Chickens don’t sweat as we do. Instead, they may spread their wings to release body heat. When they get hot, they pant, releasing moisture into the air. This can result in dehydration and a pH imbalance. Once the temperature reaches between 75° and 80° F, it’s time to start thinking about the steps needed to keep chickens cool. Preventing heat stress is easier than treating it after it happens.

How to Keep Chickens Cool in the Summer


1. Start by Improving Hydration

Even if you don’t calculate how much more water you need in summer, you know that you get thirstier and need more fluids to keep you hydrated. Chickens are the same, especially since they lose more water through panting.

One of the most basic steps for keeping chickens cool in summer is making fresh, cold water available. During the hottest part of summer, chickens drink as much as double the normal volume of water as in any other season.

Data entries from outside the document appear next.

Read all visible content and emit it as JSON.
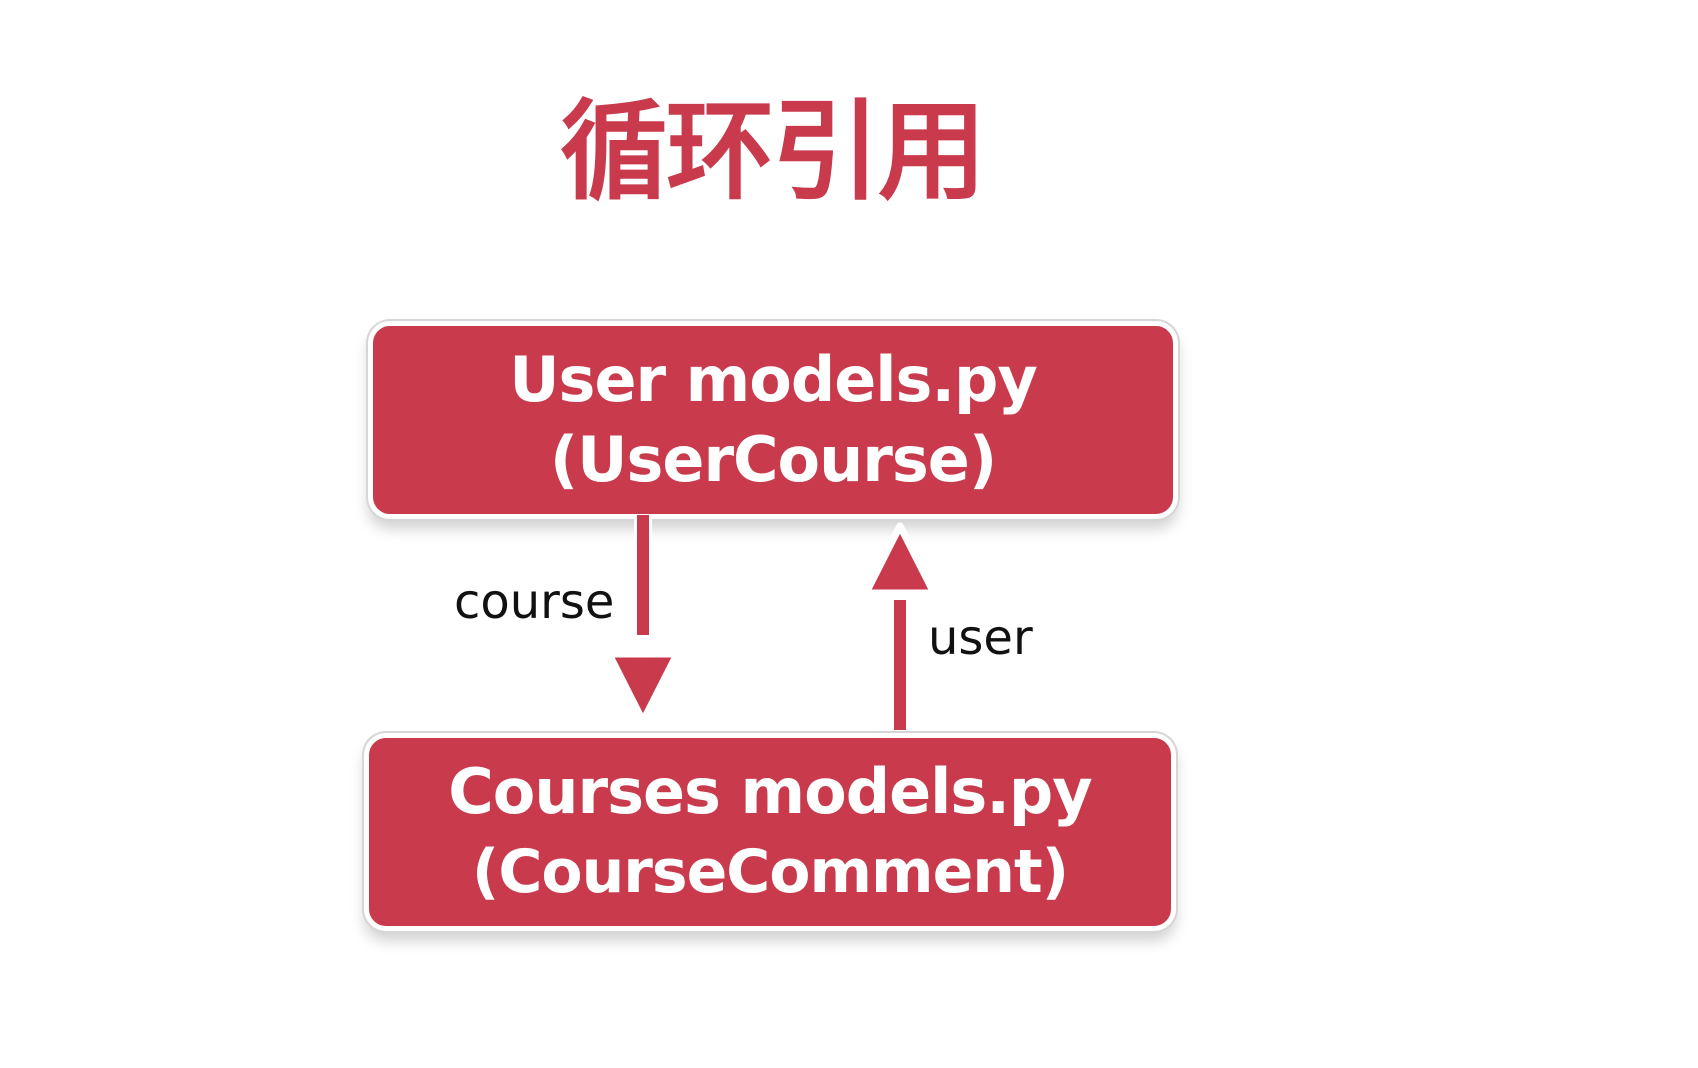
{
  "title": "循环引用",
  "colors": {
    "accent": "#c83a4c",
    "box_fill": "#c83a4c",
    "box_text": "#ffffff",
    "label_text": "#111111",
    "outline": "#ffffff"
  },
  "diagram": {
    "nodes": [
      {
        "id": "user-models",
        "line1": "User models.py",
        "line2": "(UserCourse)"
      },
      {
        "id": "courses-models",
        "line1": "Courses models.py",
        "line2": "(CourseComment)"
      }
    ],
    "edges": [
      {
        "from": "user-models",
        "to": "courses-models",
        "label": "course"
      },
      {
        "from": "courses-models",
        "to": "user-models",
        "label": "user"
      }
    ]
  }
}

A good general rule of thumb is to provide 500 milliliters of fresh water for each chicken daily or one gallon of water for every seven chickens. Some ways to accommodate them include:

Make giving them fresh, cool water part of your basic chicken care routine in the morning and evening. During hotter weather, you might need to offer fresh water more often.

  • Place extra waterers where the birds can always have them
  • Place the waterers in the shade to help keep it cool
  • Some chicken owners put ice in the waterers to keep it cold longer
  • Add electrolytes to their water to help keep them hydrated

Hydration is the first and most important step for keeping chickens cool during the summer. The next step in summer chicken care is knowing what to feed.

2. Continue Feeding a Healthy, Cool Diet

There is no better time to offer your chickens cold, healthy treats than during summer. While your main goal is to keep them cool, you don’t want to get away from providing a balanced feeding schedule. Stick with the 90/10 rule of 90% complete feed and 10% healthy treats.

Start by offering your chickens complete feed in the morning and evening. Feed them in a shady area and wait until they finish feeding before offering treats. Not only can you freeze their feed, but also their snacks. Eating frozen food will help lower their internal body temperature.

3. Give Them Their Space

Keeping chickens cool in summer means you need to consider their body temperature. Normally, the temperature of a grown chicken is  between 105°and 107°F, while a chick is lower at 103.5°F. If their body temperature increases, it can cause a lasting strain on the chicken’s health. Some things to do to keep them comfortable in the heat include:

  • Provide them with a shady space outside of the chicken coop. If they are in a run, place a roof onto it to keep out the sun.
  • Put screen doors in the coop in place of solid doors. Turn the lights off during the day and minimize the bedding.
  • Leave no more than two inches of bedding in the coop. Otherwise, it will trap heat.
  • Ventilate the coop and add a fan. If you don’t have access to electricity, consider installing a solar model. Avoid overcrowding the pen and their run space. Each chicken needs a minimum of 4 square feet of indoor space and 5-10 square feet of outdoor space.
  • Add misters to spray the outside of the roof. Keeping their feet wet will help chickens lower their body temperature.
  • Set up a kiddie pool. Putting pavers or stones inside the pool will allow them to stand. Place the pool in the shade to keep the water from getting hot. 
  • Provide them with a dust bath where they can keep cool. If you don’t have the right setting or the appropriate shade, fill a large container with fine dirt or sand. Sprinkle some diatomaceous earth into the mix for added mite and lice control.

Be Prepared for Sudden Temperature Increases

Chickens can sometimes handle gradual temperature rises more than those that happen suddenly. But don’t get caught without everything you need to keep chickens cool once the temperatures rise dangerously high.

Shop Grange Co-op for All Your Chicken Care Needs

At Grange Co-op, we offer a wide range of chicken care items, including everything from high-quality feed to ventilated chicken coops. Contact us to talk with one of our Poultry GrangeExperts to learn more about chicken health for your backyard brood.